In recent years, Graham’s classification of substances into Crystalloids and Colloids has undergone major change because it has been observed that every substance irrespective of its nature can be a colloidal under suitable conditions. For instance, NaCl a typical crystalloid in water behaves like a colloid in benzene. Soap, a typical colloid in water, behaves crystalloid in alcohol. Similarly insoluble metal like copper, silver and gold can be converted into colloidal form by suitable methods.
COLLOIDAL STATE OF MATTER
                        A colloidal is not a substance but it is a particular state of substance which depends on the particle size. Any substance can be brought into colloidal state by suitable methods.
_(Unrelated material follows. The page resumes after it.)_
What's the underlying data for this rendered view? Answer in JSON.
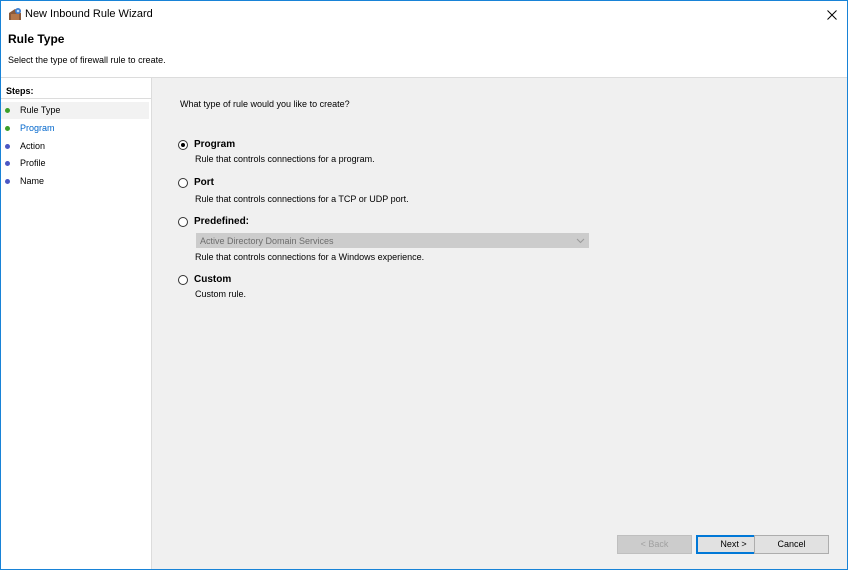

There are three distinct types of solutions of substances based on the size of particle. These are:–
1.         True Solution :-
                        It is a homogeneous solution which contains small solute particles like molecules or ions dispersed throughout the solvent. The solute particle in a true solution are invisible even under microscope and these particles pass through a filter paper or an animal membrane. The particle size is 0.1 nm – 1 nm.
2.         Suspension :-
                        It is a heterogeneous mixture which contains large insoluble particles. The particles of a suspension can be seen by naked eye and these particles can neither be passed through filter paper nor through animal membrane. The size of particles is greater than 100 nm.
3.         Colloidal solution :-
                        It is a heterogeneous solution which contains solute particles of intermediate size. The particles of colloidal solution can pass through ordinary filter paper but not through animal membrane. These particles cannot be seen with a naked eye but can be seen under ultramicroscope. The particle size is 1nm – 100 nm.
DISTINGUISHING CHARACTERISTICS
OF
TRUE SOLUTION, COLLOID AND SUSPENSION

S.No.
PROPERTY
TRUE SOLUTION
COLLOIDAL SOLUTION
SUSPENSION
1.
Nature
Homogenous
Heterogeneous
Heterogeneous
2.
Size of Particle
0.1 nm – 1nm.
1nm – 100nm.
> 100 nm
3.
Filterability
Passes through ordinary filter paper as well as animal membrane.
Passes through filter paper but not through animal membrane.
Does not passes through filter paper or animal membrane.
4.
Separation
It can not be separated by ordinary filter paper nor by ultra filtration.
It can not be separated by ordinary filter paper but can be separated by ultra filtration.
It can be separated by both.
5.
Appearance
Transparent
Generally transparent
Opaque.
6.
Setting
Does not settle.
Settles in centrifuge.
Settles under the action of gravity.
7.
Ionisation
May be ionised.
Not ionised.
Not ionised.
8.
Diffusion
Diffuses readily
Diffuses slowly
Does not diffuse.
9.
Tyndal Effect
Does not show Tyndal effect.
Shows Tyndal effect.
Does not show Tyndal effect.
10.
Brownian Movement
Does not show Brownian movement.
Shows Brownian movement.
May show.
11.
Electrical Charge
Uncharged
Charged either positively or negatively
Uncharged.

PHASES OF COLLOIDAL SOLUTION
                        A colloidal solution is heterogeneous in nature. It consists of two phases, dispersed phase and dispersion medium.
1.         DISPERSED PHASE
                          In a colloidal solution, the component present in smaller proportion (solute) is known as Dispersed Phase. Example: In colloidal solution of silver in water, the component silver acts as dispersed phase.
2.         DISPERSION MEDIUM
                        In a colloidal solution, the component present in larger proportion (solvent) is called Dispersion Medium. Example: In colloidal solution gold in water, the component water acts as a dispersion medium.